A suicide bombing at a pop concert in Manchester, northern England, in May also killed 22 people, while in March, a man drove a rented car into pedestrians on Westminster Bridge in London and stabbed a policeman to death before being shot dead. Five people were killed in that attack.
Five other terrorism plots have been foiled since March, police say.
May, weakened after losing her parliamentary majority in a June 8 election she had called to strengthen her hand in Brexit talks, has faced criticism for her record on security after the previous series of attacks blamed on Islamist militants.
London Mayor Sadiq Khan has called on her to reverse planned police spending cuts. She has also been criticised for her response to a fire in a London tower block last Wednesday which killed at least 79 people.
"Today’s attack falls at a difficult time in the life of this city, following on from the attack on London Bridge two weeks ago – and of course the unimaginable tragedy of Grenfell Tower last week," May said.
She promised action to stamp out all forms of hatred, saying there had been far too much tolerance of extremism in Britain over many years.
Police have said hate crimes rose after the London Bridge attack and more officers would be deployed to provide reassurance to mosques.
The Muslim Council of Britain said Monday's attack on mosque worshippers was the most violent manifestation of Islamophobia in Britain in recent months and called for extra security at places of worship.
Finsbury Park Mosque said it was a "callous terrorist attack" and noted it had occurred almost exactly a year after a man obsessed with Nazis and extreme right-wing ideology murdered lawmaker Jo Cox, a former humanitarian aid worker.
The mosque itself gained notoriety more than a decade ago for sermons by radical cleric Abu Hamza al-Masri, who was sentenced to life in a US prison in January 2015 after being convicted of terrorism-related charges.
However, a new board of trustees and management took over in February 2005, a year after Abu Hamza was arrested by British police.

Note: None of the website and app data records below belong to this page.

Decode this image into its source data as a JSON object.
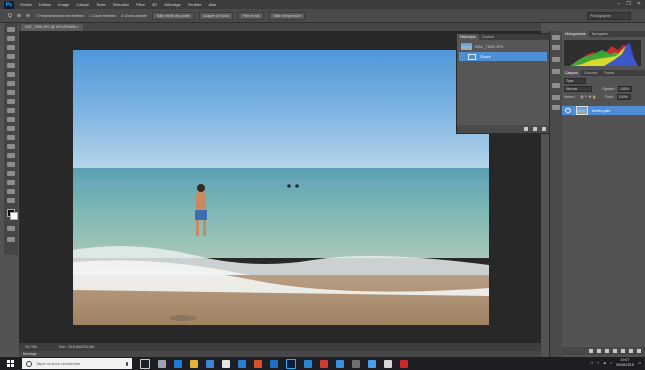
{
  "app": {
    "logo_text": "Ps"
  },
  "menu": [
    "Fichier",
    "Edition",
    "Image",
    "Calque",
    "Texte",
    "Sélection",
    "Filtre",
    "3D",
    "Affichage",
    "Fenêtre",
    "Aide"
  ],
  "window_controls": [
    "–",
    "❐",
    "✕"
  ],
  "options_bar": {
    "tool_glyph": "Q",
    "items": [
      "Redimensionner les fenêtres",
      "Zoom fenêtres",
      "Zoom variable"
    ],
    "buttons": [
      "Taille réelle des pixels",
      "Adapter à l'écran",
      "Plein écran",
      "Taille d'impression"
    ],
    "workspace": "Photographie"
  },
  "document": {
    "tab_title": "DSC_7005.JPG @ 16% (RVB/8)",
    "tab_close": "×"
  },
  "status_bar": {
    "zoom": "15,74%",
    "doc_size": "Doc : 23,6 Mo/23,6 Mo"
  },
  "timeline_tab": "Montage",
  "history_panel": {
    "tabs": [
      "Historique",
      "Couleur"
    ],
    "snapshot_label": "DSC_7005.JPG",
    "state_label": "Ouvrir"
  },
  "right_dock": {
    "top_tabs": [
      "Histogramme",
      "Navigation"
    ],
    "layer_tabs": [
      "Calques",
      "Couches",
      "Tracés"
    ],
    "kind_filter": "Type",
    "blend_mode": "Normal",
    "opacity_label": "Opacité :",
    "opacity": "100%",
    "lock_label": "Verrou :",
    "fill_label": "Fond :",
    "fill": "100%",
    "layer_name": "Arrière-plan"
  },
  "taskbar": {
    "search_placeholder": "Taper ici pour rechercher",
    "time": "19:07",
    "date": "05/08/2018"
  }
}
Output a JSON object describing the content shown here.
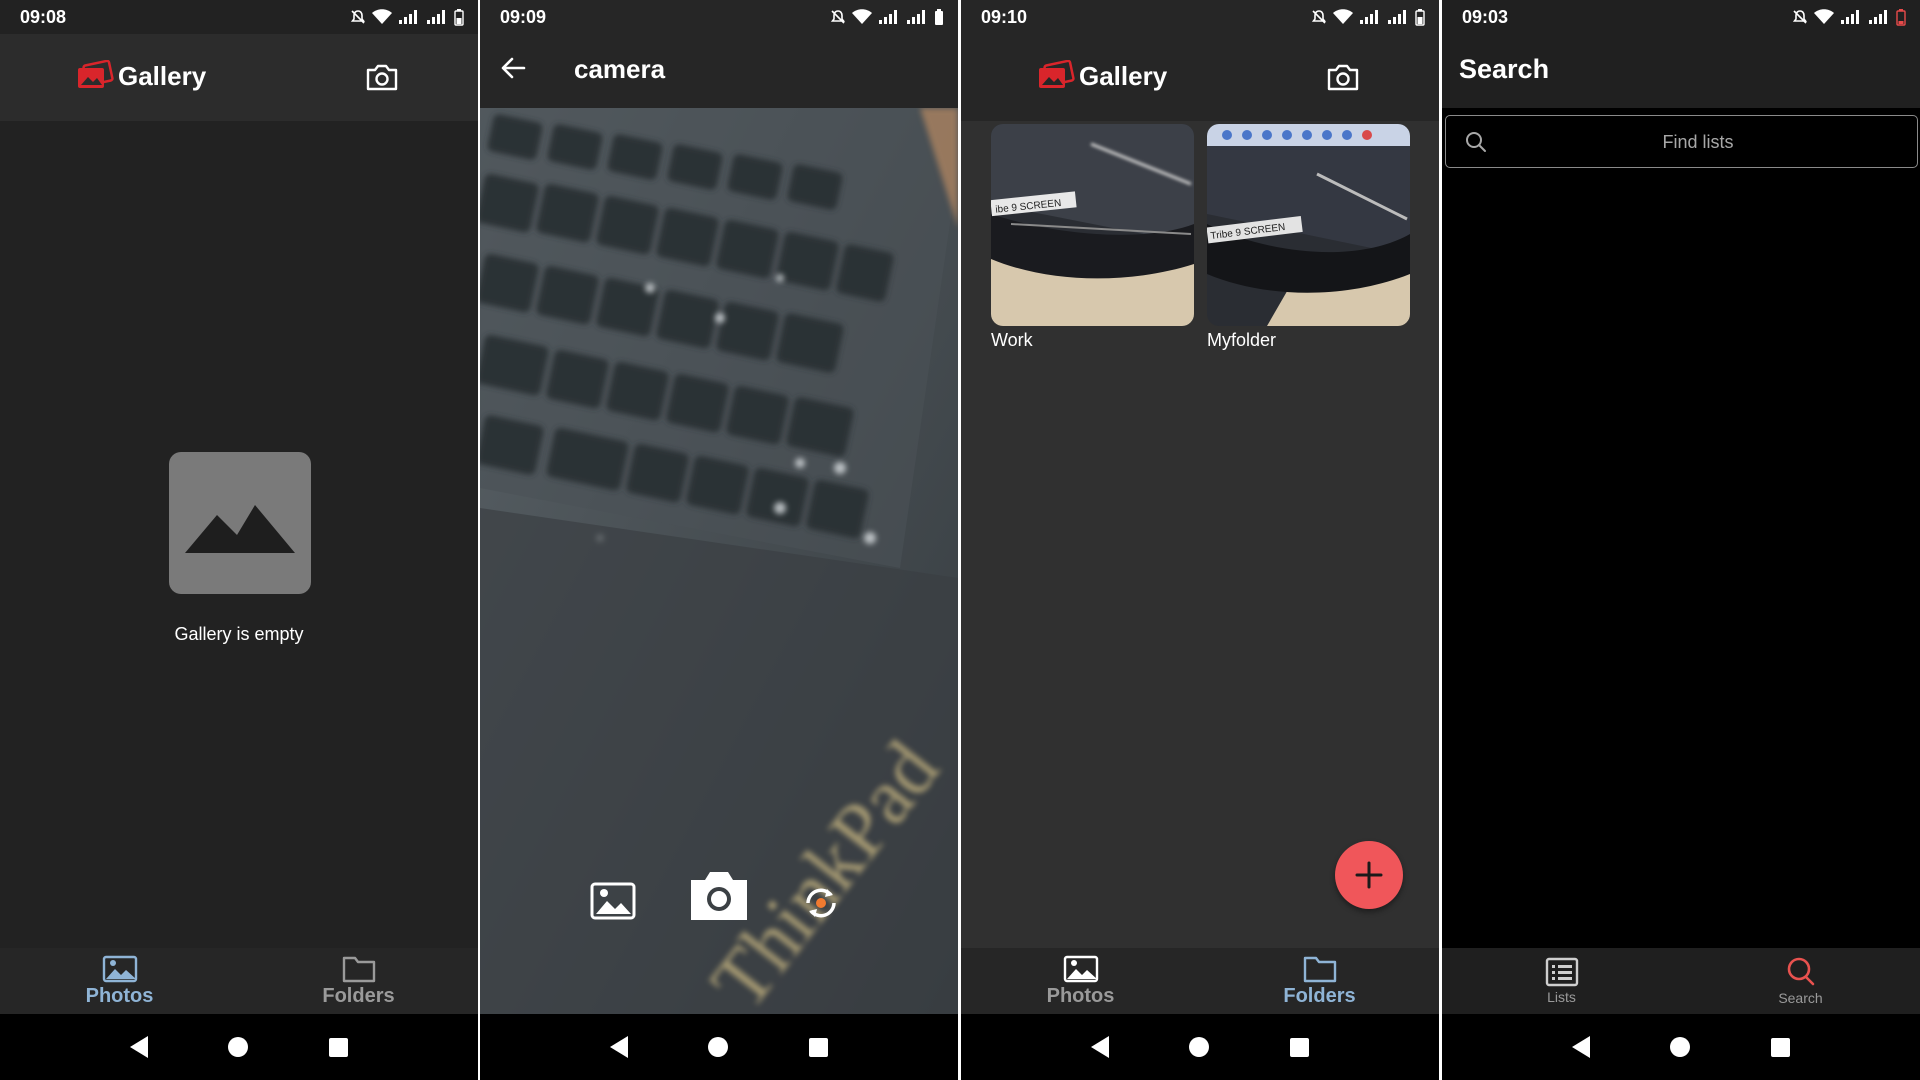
{
  "screens": {
    "gallery_empty": {
      "status_time": "09:08",
      "app_title": "Gallery",
      "empty_message": "Gallery is empty",
      "nav": {
        "photos": "Photos",
        "folders": "Folders"
      }
    },
    "camera": {
      "status_time": "09:09",
      "title": "camera"
    },
    "gallery_folders": {
      "status_time": "09:10",
      "app_title": "Gallery",
      "folders": [
        {
          "name": "Work",
          "thumb_label": "ibe 9 SCREEN"
        },
        {
          "name": "Myfolder",
          "thumb_label": "Tribe 9 SCREEN"
        }
      ],
      "nav": {
        "photos": "Photos",
        "folders": "Folders"
      }
    },
    "search": {
      "status_time": "09:03",
      "title": "Search",
      "search_placeholder": "Find lists",
      "nav": {
        "lists": "Lists",
        "search": "Search"
      }
    }
  },
  "colors": {
    "accent_red": "#f0565a",
    "nav_active_blue": "#8fb4d6",
    "nav_inactive": "#9a9a9a",
    "search_active_red": "#e8524f"
  }
}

Attendance has greatly increased since then among worshippers from various communities, according to the mosque's website. (Reuters)